How to Show ‘Wise Compassion’ to Struggling Loved Ones

Being truly supportive of someone who is in pain requires strength, patience, self-knowledge, and discipline, “Dear Therapist” writes.

illustration of someone reaching out for help
Bianca Bagnarelli
Editor’s Note: With Lori Gottlieb on book leave, Rebecca J. Rosen, the editor of “Dear Therapist,” is filling in as The Atlantic’s “Dear Therapist” archivist, pointing readers to some of Lori’s most beloved columns.

Many of the letters Lori receives come from people who are in pain and struggling to understand a difficult episode in their life. But other letters come from those who love the person who’s in pain—friends, parents, spouses, and siblings seeking advice on how to support someone going through a hard time.

In many of these cases, what Lori lays out in response is a choice. As she writes to one woman whose friend is in an abusive relationship, “There are two kinds of compassion. One is what’s known as ‘idiot compassion,’ which is what we offer when our main concern is to avoid rocking the boat, even though the boat needs rocking, and which leads to your compassion being more harmful than your honesty would have been. Its opposite is ‘wise compassion,’ which means caring about a person but also giving her a loving truth bomb when needed. In the strongest friendships, wise compassion is highly valued.”
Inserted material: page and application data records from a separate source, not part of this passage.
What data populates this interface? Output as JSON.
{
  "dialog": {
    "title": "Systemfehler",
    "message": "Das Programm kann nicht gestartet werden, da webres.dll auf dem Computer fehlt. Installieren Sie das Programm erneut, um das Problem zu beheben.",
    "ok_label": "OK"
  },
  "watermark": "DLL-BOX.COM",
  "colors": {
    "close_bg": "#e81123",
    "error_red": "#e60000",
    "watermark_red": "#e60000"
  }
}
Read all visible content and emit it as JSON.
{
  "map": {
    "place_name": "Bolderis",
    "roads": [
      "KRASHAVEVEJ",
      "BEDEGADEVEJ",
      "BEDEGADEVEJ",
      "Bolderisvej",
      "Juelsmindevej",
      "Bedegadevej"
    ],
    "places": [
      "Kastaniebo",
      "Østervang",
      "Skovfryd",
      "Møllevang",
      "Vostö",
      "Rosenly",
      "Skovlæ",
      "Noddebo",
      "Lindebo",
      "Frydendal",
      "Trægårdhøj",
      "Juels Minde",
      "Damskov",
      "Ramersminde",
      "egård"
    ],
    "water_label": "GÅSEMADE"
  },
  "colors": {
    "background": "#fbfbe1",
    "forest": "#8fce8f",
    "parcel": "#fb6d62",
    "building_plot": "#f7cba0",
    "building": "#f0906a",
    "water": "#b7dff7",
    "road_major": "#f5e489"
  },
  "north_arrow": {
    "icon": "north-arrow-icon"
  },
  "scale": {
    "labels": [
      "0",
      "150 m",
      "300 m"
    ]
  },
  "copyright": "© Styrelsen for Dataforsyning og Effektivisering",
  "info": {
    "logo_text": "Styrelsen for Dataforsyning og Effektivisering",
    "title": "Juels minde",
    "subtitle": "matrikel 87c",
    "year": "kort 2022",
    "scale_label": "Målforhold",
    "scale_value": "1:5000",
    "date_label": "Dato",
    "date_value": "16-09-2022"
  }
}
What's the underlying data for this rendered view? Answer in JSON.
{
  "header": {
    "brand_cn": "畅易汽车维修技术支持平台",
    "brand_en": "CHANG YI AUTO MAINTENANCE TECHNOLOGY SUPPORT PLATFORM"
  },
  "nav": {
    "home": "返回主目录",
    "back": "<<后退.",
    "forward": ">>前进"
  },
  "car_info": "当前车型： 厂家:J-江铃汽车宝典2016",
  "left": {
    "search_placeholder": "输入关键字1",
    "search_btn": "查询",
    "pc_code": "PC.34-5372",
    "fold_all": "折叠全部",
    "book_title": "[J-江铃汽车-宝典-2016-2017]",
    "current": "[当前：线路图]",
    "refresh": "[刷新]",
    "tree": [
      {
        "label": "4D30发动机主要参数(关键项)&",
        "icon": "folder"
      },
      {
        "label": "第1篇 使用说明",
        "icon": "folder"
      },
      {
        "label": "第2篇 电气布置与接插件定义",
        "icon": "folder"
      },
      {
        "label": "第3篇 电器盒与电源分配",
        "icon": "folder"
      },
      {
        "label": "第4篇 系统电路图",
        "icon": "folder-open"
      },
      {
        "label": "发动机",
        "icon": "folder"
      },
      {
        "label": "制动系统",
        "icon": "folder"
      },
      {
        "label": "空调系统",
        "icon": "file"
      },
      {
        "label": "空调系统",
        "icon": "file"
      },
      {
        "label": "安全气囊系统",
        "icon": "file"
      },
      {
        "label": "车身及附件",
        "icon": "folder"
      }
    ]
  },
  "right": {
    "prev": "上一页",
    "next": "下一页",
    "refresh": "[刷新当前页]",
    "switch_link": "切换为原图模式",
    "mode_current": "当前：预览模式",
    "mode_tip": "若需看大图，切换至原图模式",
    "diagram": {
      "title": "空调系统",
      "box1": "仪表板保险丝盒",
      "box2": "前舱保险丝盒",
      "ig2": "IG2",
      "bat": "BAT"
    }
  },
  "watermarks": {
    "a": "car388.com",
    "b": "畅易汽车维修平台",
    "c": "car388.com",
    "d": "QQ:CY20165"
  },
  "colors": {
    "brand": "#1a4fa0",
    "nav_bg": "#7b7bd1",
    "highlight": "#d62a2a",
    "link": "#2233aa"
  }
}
What is wise compassion? Lori guides many of these letter writers through establishing a dynamic that is loving and supportive—without taking away their loved one’s agency. “What he needs most,” she writes to one person, “is to be able to hear himself—not you—clearly.” The best way to help is to be a sounding board, Lori says, because, as she puts it in another column, “the most powerful truths are the ones we come to, little by little, on our own.”

The catch is that wise compassion is hard—as is being the friend, parent, or sibling of someone who is deeply hurting. To be a true support requires strength, patience, self-knowledge, and discipline. Lori advises many of the people trying to help someone to seek out therapy themselves. This, she notes, can have a dual purpose: not just helping the helper but sending a message to their loved one—that “we all go through difficult times and that when we do, we can empower ourselves by getting the help we deserve.”

illustration of two people walking surrounded by puddles
Bianca Bagnarelli

Dear Therapist: I Don’t Know How to Help My Angry, Unmotivated, Adult Son

My 26-year-old son has been through a lot. Is it possible to support him emotionally and financially while nudging him toward independence?

An illustration of a woman watching another woman get pulled away
Bianca Bagnarelli

Dear Therapist: If My Sister Won’t Leave Her Awful Boyfriend, I’m Done With Her

My sister is beautiful, talented, and successful, and I don’t understand why she’s wasting her time with this guy.

illustration of a woman watching a couple skate
Bianca Bagnarelli

Dear Therapist: My Best Friend’s Wife Cheated on Him

I don’t want to be cruel to her, but I cannot be her friend.

two women stand in a puddle of tears
Bianca Bagnarelli

Dear Therapist: My Sister Is a Mess and I Don’t Know How to Help Her

My younger sister is constantly anxious whenever she comes to visit, and I want to help without completely draining myself.

a girl sees a professor and a student embracing
Bianca Bagnarelli

Dear Therapist: A Professor Is Abusing My Friend

Her relationship shows all the typical signs of emotional manipulation and physical harm, but she refuses to admit that there’s a problem.

illustration of a mother defending her children against bullies
Bianca Bagnarelli

Dear Therapist: I’m So Upset by My Kids’ Middle-School Drama

I’m not sure why I’m reacting so strongly to hearing about conflicts at school.

illustration of hands reaching out of a phone
Bianca Bagnarelli

Dear Therapist: I’m Growing Exhausted Dealing With My Sister’s Anxiety

How can I balance her need for support with my own need for boundaries?

illustration of a daughter comforting her mother
Bianca Bagnarelli

Dear Therapist: My Mom Needs Help

I don’t think a day has gone by that she hasn’t cried.

illustration of a person pulling their friend out of a chasm in the ground
Bianca Bagnarelli

Dear Therapist: My Best Friend Can’t Find a Job Because of COVID-19

She’s been having anxiety ever since the pandemic began.

Dear Therapist is for informational purposes only, does not constitute medical advice, and is not a substitute for professional medical advice, diagnosis, or treatment. Always seek the advice of your physician, mental-health professional, or other qualified health provider with any questions you may have regarding a medical condition. By submitting a letter, you are agreeing to let The Atlantic use it—in part or in full—and we may edit it for length and/or clarity.